Dear Allies of RMM,
Rural & Migrant Ministry, Inc., is heartened by the many responses we’ve received to the recent statement by our Executive Director, the Rev. Richard Witt, regarding the arrival of refugees in upstate New York. While this arrival of asylum-seekers is being met with prejudice and fear, there are also a great many people who want to help. Here is what we know and what we are doing:
New York City is sending refugees to towns outside of the City — abruptly and without coordination with local governments and non-profits. We believe that in large part, they are not connecting with municipalities because there is such a strong anti-immigrant feeling and fear, and a refusal to accept people. The City has hired for-profit organizations to book hotel rooms and provide food — and that seems to be it. As a result, hundreds of people are arriving with no supportive services, brand-new to living in America and speaking a foreign language (Arabic, French, Spanish, etc.)
At present, these immigrants are all men, and most have entered in the asylum process; this means they will be able to apply for work authorization after an initial waiting period. They also will need to be in NYC several months from now for court hearings on their asylum status.
Several hundred men have arrived in Orange County and more initially were sent to Sullivan County — met by lots of protestors. Those who arrived in Sullivan County have now been bused to Dutchess County.
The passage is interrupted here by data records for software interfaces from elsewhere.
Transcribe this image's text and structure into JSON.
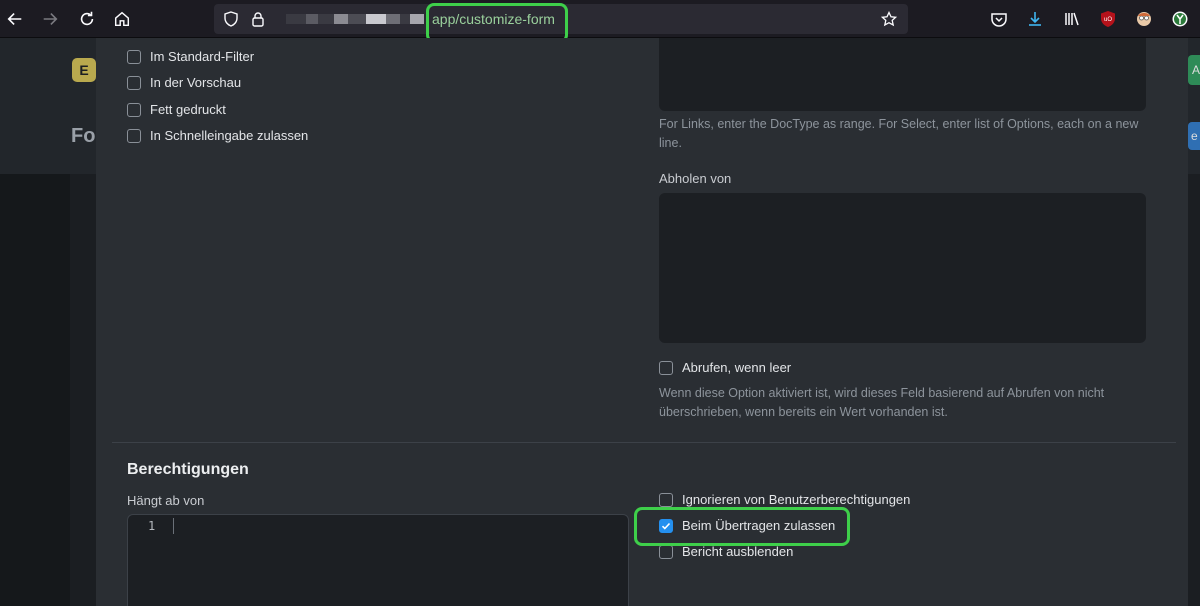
{
  "browser": {
    "url_text": "app/customize-form",
    "url_blur_colors": [
      "#3a3a42",
      "#5b5b63",
      "#3a3a42",
      "#8b8b92",
      "#4c4c54",
      "#c9c9cf",
      "#6e6e76",
      "#3a3a42",
      "#a6a6ad"
    ]
  },
  "background_page": {
    "logo_letter": "E",
    "title_fragment": "For",
    "right_tab_top": "A",
    "right_tab_bottom": "e"
  },
  "left_checkboxes": [
    {
      "label": "Im Standard-Filter",
      "checked": false
    },
    {
      "label": "In der Vorschau",
      "checked": false
    },
    {
      "label": "Fett gedruckt",
      "checked": false
    },
    {
      "label": "In Schnelleingabe zulassen",
      "checked": false
    }
  ],
  "options_help": "For Links, enter the DocType as range. For Select, enter list of Options, each on a new line.",
  "fetch_from_label": "Abholen von",
  "fetch_if_empty": {
    "label": "Abrufen, wenn leer",
    "checked": false
  },
  "fetch_if_empty_help": "Wenn diese Option aktiviert ist, wird dieses Feld basierend auf Abrufen von nicht überschrieben, wenn bereits ein Wert vorhanden ist.",
  "permissions": {
    "title": "Berechtigungen",
    "depends_on_label": "Hängt ab von",
    "editor_line_number": "1",
    "checkboxes": [
      {
        "label": "Ignorieren von Benutzerberechtigungen",
        "checked": false
      },
      {
        "label": "Beim Übertragen zulassen",
        "checked": true
      },
      {
        "label": "Bericht ausblenden",
        "checked": false
      }
    ]
  },
  "colors": {
    "highlight": "#3ecf4a",
    "checkbox_checked": "#2490ef",
    "modal_bg": "#2a2e33"
  }
}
We have heard that the City has contracted with several hotels in Riverhead, Long Island —where municipal officials pre-emptively declared a state of emergency in order to thwart the arrival of refugees there. The City’s plan appears to be to bus immigrants to counties going up the Hudson River and across New York State.
What RMM is doing:
In the short term, we are trying to marshal our limited staff to meet the men and get a sense of their needs, while also trying to find out which agencies are doing what.
However, RMM is really focused on the longer term. We are concerned about what happens in the months to come:
- How do people find housing?
- They need jobs — ones that are NOT exploitative.
- How do they get to court for their hearings?
- How do they overcome prejudice?
To this end, we are working to utilize our Rural Academy of the People to set up ESL programs and workshops that help folks navigate these systems and avoid exploitation.
What you can do:
A number of agencies in Orange, Sullivan and Dutchess Counties have coordinated their efforts to help meet the humanitarian needs of these refugees. For the moment, they appear to have a very good handle on identifying and meeting the specific needs.
Here at RMM, we are seeking tutors, ESL teachers, rights advocates, drivers and other volunteers. Here are some other important ways you can help:
- Speak out in the name of love. Help to raise awareness, both individually and through the support of our congregations and allies, about the need to welcome the foreigner in our midst. Write letters to the editor. Post signs. Shout it from the rooftops. Talk to anyone who will listen. Include the following tagline in your messaging: #refugeeswelcome.
- Remember that the arrival of these refugees brings opportunity not just for themselves, but for our communities. Immigrants have historically made remarkable contributions to America. There are benefits to be realized by everyone. We desperately need workers in our communities, and refugees in our communities desperately want to work!
- Support RMM with a financial contribution, and please consider sustaining our work on a monthly basis. Your donation allows us to provide the vital resources needed by these refugees to integrate into our communities.
- As move we toward World Refugee Day on June 20, this annual event gives us pause to think about how we respond to the need in our own communities. It is vital to support those who arrive with our humanitarian aid – but the larger question remains, Why are there refugees worldwide? What are the systemic issues that cause citizens to flee their homeland to seek safety, freedom, and opportunity elsewhere? What can we as individuals and communities do to address these issues?
- Remember the humanity of these men, women and children in your individual and congregational prayers. These are not faceless statistics; these are human beings — and no human being is illegal. Remember that they are fleeing oppressive conditions. It is our duty to ensure that they are protected against further oppression and exploitation as they seek safety, opportunity and hope for the future.